Since October, the Burmese military has been conducting a horrific “clearance operation” targeting the Rohingya that has displaced nearly 100,000. Reports and action alerts by rights groups, Rohingya activists and media organizations have been sounding the alarm to war crimes and crimes against humanity for years now. These calls while gaining some attention have failed to garner the requisite awareness in proportion to the magnitude of the issue; it often gets swept under the carpet.
The UN recently published the most damning and devastating report on the Myanmar military’s crimes against Rohingya that I have ever read. The response has been one of categorical dismay from many who were unaware of the Rohingya cause.
The flash report – released today by the Office of the UN High Commissioner for Human Rights (OHCHR) based on its interviews with people who fled Myanmar after attacks on a border post in early October, the ensuing counter military operations and a lockdown in north Maungdaw – documents mass gang-rape, killings, including of babies and young children, brutal beatings, disappearances and other serious human rights violations by the country’s security forces.
“The devastating cruelty to which these Rohingya children have been subjected is unbearable – what kind of hatred could make a man stab a baby crying out for his mother’s milk. And for the mother to witness this murder while she is being gang-raped by the very security forces who should be protecting her,” said UN High Commissioner for Human Rights Zeid Ra’ad Al Hussein.

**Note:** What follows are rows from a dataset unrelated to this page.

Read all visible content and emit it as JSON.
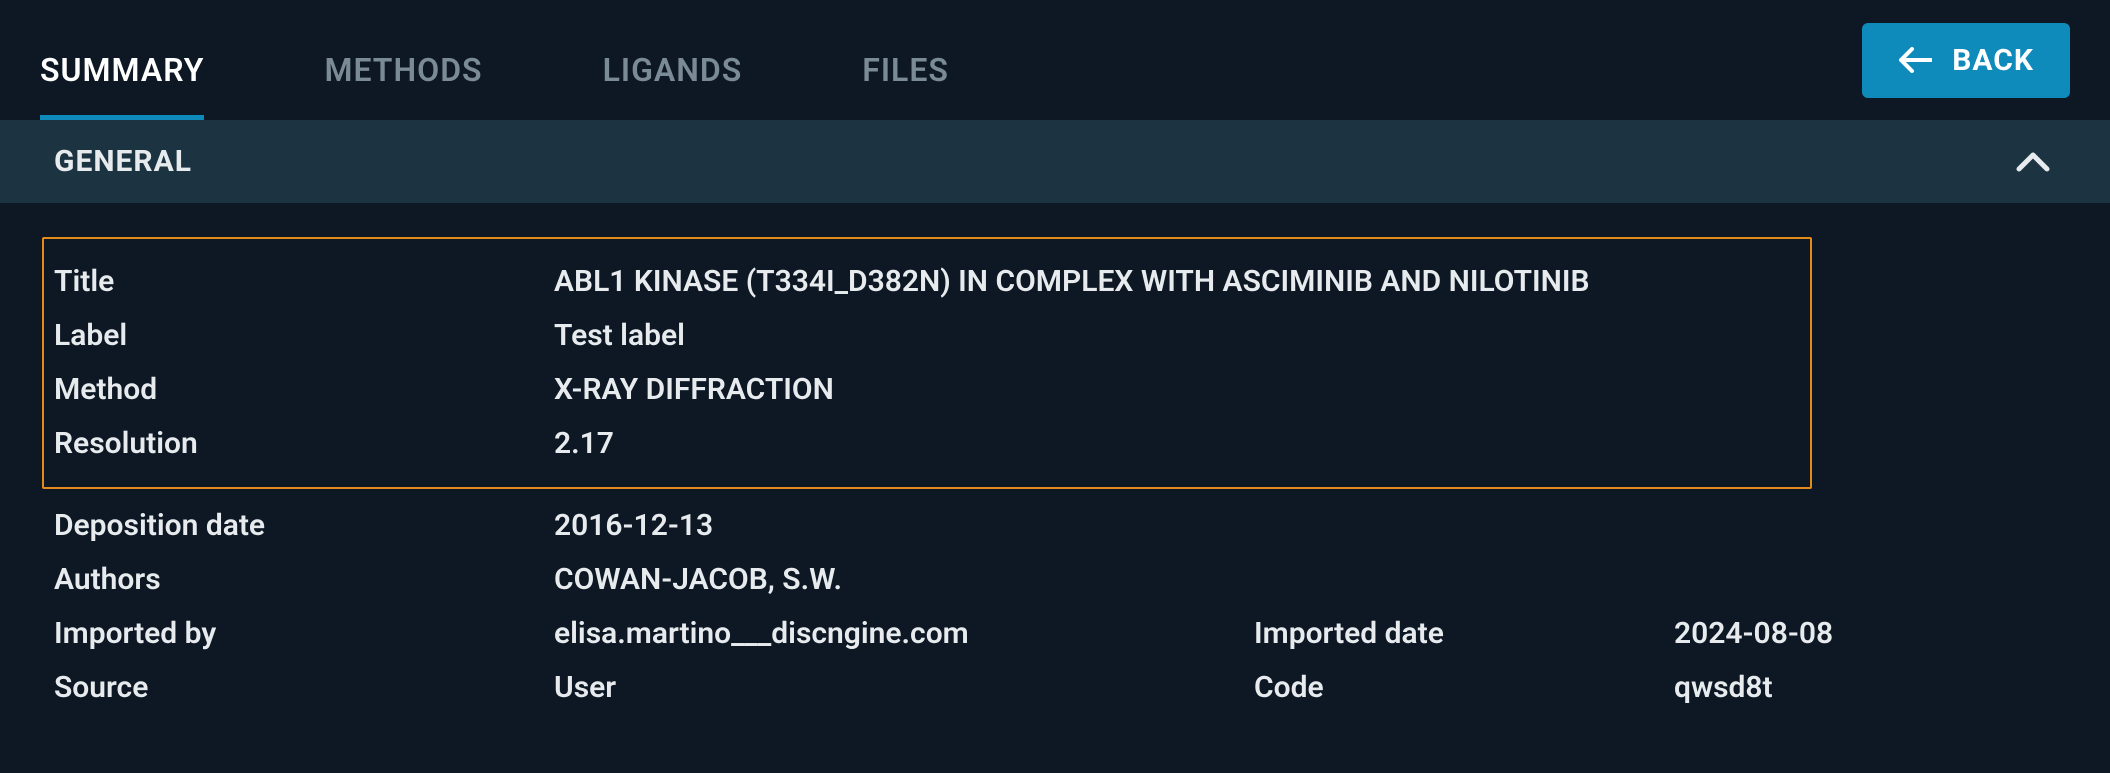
{
  "tabs": {
    "summary": "SUMMARY",
    "methods": "METHODS",
    "ligands": "LIGANDS",
    "files": "FILES"
  },
  "back_button": "BACK",
  "section_title": "GENERAL",
  "fields": {
    "title_label": "Title",
    "title_value": "ABL1 KINASE (T334I_D382N) IN COMPLEX WITH ASCIMINIB AND NILOTINIB",
    "label_label": "Label",
    "label_value": "Test label",
    "method_label": "Method",
    "method_value": "X-RAY DIFFRACTION",
    "resolution_label": "Resolution",
    "resolution_value": "2.17",
    "deposition_label": "Deposition date",
    "deposition_value": "2016-12-13",
    "authors_label": "Authors",
    "authors_value": "COWAN-JACOB, S.W.",
    "importedby_label": "Imported by",
    "importedby_value": "elisa.martino___discngine.com",
    "importeddate_label": "Imported date",
    "importeddate_value": "2024-08-08",
    "source_label": "Source",
    "source_value": "User",
    "code_label": "Code",
    "code_value": "qwsd8t"
  }
}
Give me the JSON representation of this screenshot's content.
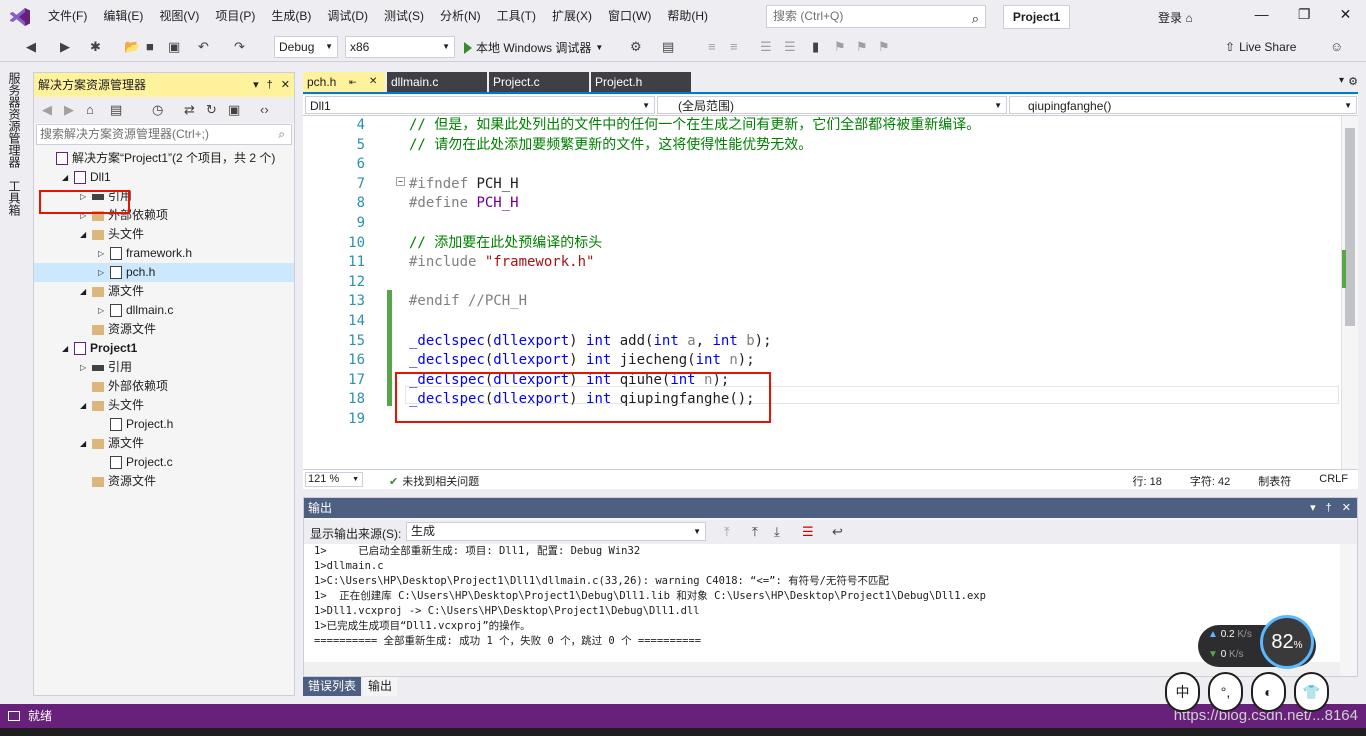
{
  "menubar": {
    "items": [
      "文件(F)",
      "编辑(E)",
      "视图(V)",
      "项目(P)",
      "生成(B)",
      "调试(D)",
      "测试(S)",
      "分析(N)",
      "工具(T)",
      "扩展(X)",
      "窗口(W)",
      "帮助(H)"
    ],
    "search_placeholder": "搜索 (Ctrl+Q)",
    "project_name": "Project1",
    "login": "登录"
  },
  "toolbar": {
    "config": "Debug",
    "platform": "x86",
    "run_label": "本地 Windows 调试器",
    "live_share": "Live Share"
  },
  "left_strip": {
    "server_explorer": "服务器资源管理器",
    "toolbox": "工具箱"
  },
  "solution_explorer": {
    "title": "解决方案资源管理器",
    "search_placeholder": "搜索解决方案资源管理器(Ctrl+;)",
    "tree": [
      {
        "label": "解决方案“Project1”(2 个项目，共 2 个)",
        "level": 0,
        "icon": "solution",
        "expander": "none"
      },
      {
        "label": "Dll1",
        "level": 1,
        "icon": "project",
        "expander": "expanded"
      },
      {
        "label": "引用",
        "level": 2,
        "icon": "references",
        "expander": "collapsed"
      },
      {
        "label": "外部依赖项",
        "level": 2,
        "icon": "folder",
        "expander": "collapsed"
      },
      {
        "label": "头文件",
        "level": 2,
        "icon": "folder",
        "expander": "expanded"
      },
      {
        "label": "framework.h",
        "level": 3,
        "icon": "file",
        "expander": "collapsed"
      },
      {
        "label": "pch.h",
        "level": 3,
        "icon": "file",
        "expander": "collapsed",
        "selected": true
      },
      {
        "label": "源文件",
        "level": 2,
        "icon": "folder",
        "expander": "expanded"
      },
      {
        "label": "dllmain.c",
        "level": 3,
        "icon": "file",
        "expander": "collapsed"
      },
      {
        "label": "资源文件",
        "level": 2,
        "icon": "folder",
        "expander": "none"
      },
      {
        "label": "Project1",
        "level": 1,
        "icon": "project",
        "expander": "expanded",
        "bold": true
      },
      {
        "label": "引用",
        "level": 2,
        "icon": "references",
        "expander": "collapsed"
      },
      {
        "label": "外部依赖项",
        "level": 2,
        "icon": "folder",
        "expander": "none"
      },
      {
        "label": "头文件",
        "level": 2,
        "icon": "folder",
        "expander": "expanded"
      },
      {
        "label": "Project.h",
        "level": 3,
        "icon": "file",
        "expander": "none"
      },
      {
        "label": "源文件",
        "level": 2,
        "icon": "folder",
        "expander": "expanded"
      },
      {
        "label": "Project.c",
        "level": 3,
        "icon": "file",
        "expander": "none"
      },
      {
        "label": "资源文件",
        "level": 2,
        "icon": "folder",
        "expander": "none"
      }
    ]
  },
  "editor": {
    "tabs": [
      {
        "label": "pch.h",
        "active": true
      },
      {
        "label": "dllmain.c",
        "active": false
      },
      {
        "label": "Project.c",
        "active": false
      },
      {
        "label": "Project.h",
        "active": false
      }
    ],
    "nav": {
      "project": "Dll1",
      "scope": "(全局范围)",
      "member": "qiupingfanghe()"
    },
    "line_numbers": [
      "4",
      "5",
      "6",
      "7",
      "8",
      "9",
      "10",
      "11",
      "12",
      "13",
      "14",
      "15",
      "16",
      "17",
      "18",
      "19"
    ],
    "zoom": "121 %",
    "issues": "未找到相关问题",
    "line_info": "行: 18",
    "col_info": "字符: 42",
    "indent": "制表符",
    "eol": "CRLF"
  },
  "output": {
    "title": "输出",
    "source_label": "显示输出来源(S):",
    "source_value": "生成",
    "lines": [
      "1>     已启动全部重新生成: 项目: Dll1, 配置: Debug Win32",
      "1>dllmain.c",
      "1>C:\\Users\\HP\\Desktop\\Project1\\Dll1\\dllmain.c(33,26): warning C4018: “<=”: 有符号/无符号不匹配",
      "1>  正在创建库 C:\\Users\\HP\\Desktop\\Project1\\Debug\\Dll1.lib 和对象 C:\\Users\\HP\\Desktop\\Project1\\Debug\\Dll1.exp",
      "1>Dll1.vcxproj -> C:\\Users\\HP\\Desktop\\Project1\\Debug\\Dll1.dll",
      "1>已完成生成项目“Dll1.vcxproj”的操作。",
      "========== 全部重新生成: 成功 1 个，失败 0 个，跳过 0 个 =========="
    ],
    "tabs": [
      "错误列表",
      "输出"
    ]
  },
  "statusbar": {
    "text": "就绪",
    "watermark": "https://blog.csdn.net/...8164"
  },
  "net_widget": {
    "up": "0.2",
    "down": "0",
    "unit": "K/s",
    "cpu_value": "82",
    "cpu_unit": "%"
  },
  "stickers": [
    "中",
    "°,",
    "◐",
    "👕"
  ]
}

“What kind of ‘clearance operation’ is this? What national security goals could possibly be served by this?”
Today, Reuters has another horrific exclusive report stating that the death toll has been under reported, according to them upwards of 1,000 Rohingya have been killed in the military onslaught.
In response, Pope Francis today made a powerful rebuke of the Myanmar government. The Pope has been a consistent voice opposing oppression. In 2015, he visited the Central African Republic and urged Christians to end religiously inspired hate attacks against Muslims who were in the last throes of being genocided from the country.
The Pope’s call is important as Myanmar not only persecutes the Rohingya but other minorities as well: the Kachin, Shan, Karen and Mon people among others.
Pope Francis made his comments during an unprepared section of his weekly address. He appeared to be referring to a UN rights office “flash report”, issued last week, detailing allegations of abuse, rape and murder of Rohingyas at the hands of the Burmese military.
The Rohingyas were “good people”, Pope Francis said. “They are not Christians, they are peaceful people, and they are our brothers and sisters.”
He then urged the 7,000 people present in the Vatican’s Paul VI Hall to join him in prayer for all migrants who have been exploited and humiliated, and in particular for the Rohingyas who, he said, “are being chased from Myanmar and are fleeing from one place to another because no one wants them”.